Your task —
What lines in the entries hold the string "likes"? List them.

Material to process —
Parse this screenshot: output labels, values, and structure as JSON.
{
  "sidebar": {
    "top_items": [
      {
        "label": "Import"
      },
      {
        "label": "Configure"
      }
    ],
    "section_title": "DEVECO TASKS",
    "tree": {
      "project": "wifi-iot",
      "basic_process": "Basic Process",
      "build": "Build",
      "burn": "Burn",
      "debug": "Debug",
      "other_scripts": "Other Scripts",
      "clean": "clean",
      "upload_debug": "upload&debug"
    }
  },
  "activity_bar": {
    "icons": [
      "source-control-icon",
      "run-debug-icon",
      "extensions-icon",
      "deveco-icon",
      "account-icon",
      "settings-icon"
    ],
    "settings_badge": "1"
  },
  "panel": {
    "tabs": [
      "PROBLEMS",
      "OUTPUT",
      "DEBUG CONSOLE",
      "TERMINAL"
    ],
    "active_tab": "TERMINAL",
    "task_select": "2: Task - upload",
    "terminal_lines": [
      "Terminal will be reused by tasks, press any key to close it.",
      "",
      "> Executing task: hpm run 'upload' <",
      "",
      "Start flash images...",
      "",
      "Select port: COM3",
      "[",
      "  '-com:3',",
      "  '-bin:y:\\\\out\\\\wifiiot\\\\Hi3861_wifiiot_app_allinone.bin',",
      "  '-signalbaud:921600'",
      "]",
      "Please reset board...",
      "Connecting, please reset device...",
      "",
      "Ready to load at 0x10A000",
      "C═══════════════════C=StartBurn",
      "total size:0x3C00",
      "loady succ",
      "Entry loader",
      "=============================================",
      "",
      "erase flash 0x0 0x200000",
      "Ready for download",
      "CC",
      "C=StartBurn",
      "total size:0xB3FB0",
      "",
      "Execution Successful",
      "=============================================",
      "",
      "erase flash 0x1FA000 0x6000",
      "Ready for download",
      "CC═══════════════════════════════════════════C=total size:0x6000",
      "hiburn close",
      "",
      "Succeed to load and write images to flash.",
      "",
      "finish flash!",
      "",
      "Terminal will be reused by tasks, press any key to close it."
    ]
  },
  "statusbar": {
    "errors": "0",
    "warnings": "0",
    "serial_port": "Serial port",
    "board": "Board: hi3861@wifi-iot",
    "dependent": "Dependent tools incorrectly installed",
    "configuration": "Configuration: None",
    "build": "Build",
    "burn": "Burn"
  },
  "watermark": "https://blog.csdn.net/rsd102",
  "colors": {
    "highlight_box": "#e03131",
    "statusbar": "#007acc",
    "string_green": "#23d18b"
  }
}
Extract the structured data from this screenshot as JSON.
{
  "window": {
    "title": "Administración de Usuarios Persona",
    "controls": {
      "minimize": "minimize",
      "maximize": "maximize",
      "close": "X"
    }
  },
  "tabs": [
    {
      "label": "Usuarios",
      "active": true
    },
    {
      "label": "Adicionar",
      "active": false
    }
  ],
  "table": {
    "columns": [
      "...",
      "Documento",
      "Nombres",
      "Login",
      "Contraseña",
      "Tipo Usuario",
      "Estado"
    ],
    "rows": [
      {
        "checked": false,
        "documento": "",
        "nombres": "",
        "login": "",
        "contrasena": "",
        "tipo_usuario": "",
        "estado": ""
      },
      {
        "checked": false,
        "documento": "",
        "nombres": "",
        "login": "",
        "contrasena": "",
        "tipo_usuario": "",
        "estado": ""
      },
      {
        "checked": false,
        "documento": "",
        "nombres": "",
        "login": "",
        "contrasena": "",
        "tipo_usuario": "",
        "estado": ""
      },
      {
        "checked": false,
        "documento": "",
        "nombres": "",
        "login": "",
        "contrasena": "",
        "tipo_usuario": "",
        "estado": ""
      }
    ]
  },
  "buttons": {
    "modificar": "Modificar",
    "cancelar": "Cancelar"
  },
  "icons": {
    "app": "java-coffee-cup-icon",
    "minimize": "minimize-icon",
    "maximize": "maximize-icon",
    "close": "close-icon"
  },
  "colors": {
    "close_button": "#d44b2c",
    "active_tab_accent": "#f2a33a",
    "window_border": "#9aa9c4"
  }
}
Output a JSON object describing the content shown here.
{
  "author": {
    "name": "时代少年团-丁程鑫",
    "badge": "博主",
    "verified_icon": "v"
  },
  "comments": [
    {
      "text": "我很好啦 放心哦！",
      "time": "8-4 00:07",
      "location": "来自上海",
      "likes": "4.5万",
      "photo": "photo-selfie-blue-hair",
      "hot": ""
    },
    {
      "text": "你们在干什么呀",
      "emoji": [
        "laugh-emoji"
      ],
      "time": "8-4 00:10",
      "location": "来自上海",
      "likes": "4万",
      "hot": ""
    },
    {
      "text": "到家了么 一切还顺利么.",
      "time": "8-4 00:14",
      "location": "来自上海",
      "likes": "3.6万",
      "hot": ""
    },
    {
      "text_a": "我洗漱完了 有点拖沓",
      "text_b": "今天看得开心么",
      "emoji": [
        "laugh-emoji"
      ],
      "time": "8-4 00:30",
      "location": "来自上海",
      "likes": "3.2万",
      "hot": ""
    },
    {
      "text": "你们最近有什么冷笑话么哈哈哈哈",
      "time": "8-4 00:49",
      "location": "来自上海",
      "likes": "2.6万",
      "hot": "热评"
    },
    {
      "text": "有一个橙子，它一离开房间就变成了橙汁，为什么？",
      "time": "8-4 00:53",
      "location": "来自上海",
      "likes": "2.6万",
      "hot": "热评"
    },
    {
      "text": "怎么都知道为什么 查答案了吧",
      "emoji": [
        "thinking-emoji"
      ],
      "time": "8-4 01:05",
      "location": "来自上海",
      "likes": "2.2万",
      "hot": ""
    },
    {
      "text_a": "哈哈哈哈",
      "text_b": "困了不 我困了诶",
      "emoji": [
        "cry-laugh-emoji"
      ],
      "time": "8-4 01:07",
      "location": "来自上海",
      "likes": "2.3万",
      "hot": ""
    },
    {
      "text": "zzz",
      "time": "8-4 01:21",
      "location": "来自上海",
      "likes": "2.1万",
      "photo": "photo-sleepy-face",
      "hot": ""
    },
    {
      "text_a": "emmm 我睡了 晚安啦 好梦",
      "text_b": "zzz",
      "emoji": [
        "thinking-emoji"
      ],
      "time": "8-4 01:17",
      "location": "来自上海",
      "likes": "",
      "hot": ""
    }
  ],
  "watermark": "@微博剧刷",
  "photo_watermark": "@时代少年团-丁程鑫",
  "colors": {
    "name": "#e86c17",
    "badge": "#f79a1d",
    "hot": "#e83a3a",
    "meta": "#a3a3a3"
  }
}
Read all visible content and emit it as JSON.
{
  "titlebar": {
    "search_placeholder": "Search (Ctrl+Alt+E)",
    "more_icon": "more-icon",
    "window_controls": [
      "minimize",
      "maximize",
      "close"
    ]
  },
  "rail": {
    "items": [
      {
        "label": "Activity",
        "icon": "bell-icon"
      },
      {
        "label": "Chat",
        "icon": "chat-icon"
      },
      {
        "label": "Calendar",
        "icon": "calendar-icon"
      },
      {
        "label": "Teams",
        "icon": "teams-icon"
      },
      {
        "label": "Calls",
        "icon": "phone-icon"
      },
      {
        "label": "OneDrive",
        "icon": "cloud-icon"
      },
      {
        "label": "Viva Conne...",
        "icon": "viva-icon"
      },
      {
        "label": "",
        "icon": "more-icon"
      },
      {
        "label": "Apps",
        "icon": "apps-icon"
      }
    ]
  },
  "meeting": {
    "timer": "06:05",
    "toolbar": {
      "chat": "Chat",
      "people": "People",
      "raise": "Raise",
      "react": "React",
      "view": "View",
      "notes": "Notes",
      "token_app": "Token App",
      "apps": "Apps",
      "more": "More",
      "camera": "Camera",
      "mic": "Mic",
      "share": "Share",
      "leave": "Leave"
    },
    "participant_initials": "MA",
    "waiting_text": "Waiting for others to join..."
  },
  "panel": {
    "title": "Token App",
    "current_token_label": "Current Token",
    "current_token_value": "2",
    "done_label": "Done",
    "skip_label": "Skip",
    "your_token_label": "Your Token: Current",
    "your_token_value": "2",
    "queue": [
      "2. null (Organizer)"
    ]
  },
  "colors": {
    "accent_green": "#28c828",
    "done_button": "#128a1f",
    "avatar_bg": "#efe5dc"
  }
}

Solution for this problem —
      "likes": "4.5万",
      "likes": "4万",
      "likes": "3.6万",
      "likes": "3.2万",
      "likes": "2.6万",
      "likes": "2.6万",
      "likes": "2.2万",
      "likes": "2.3万",
      "likes": "2.1万",
      "likes": "",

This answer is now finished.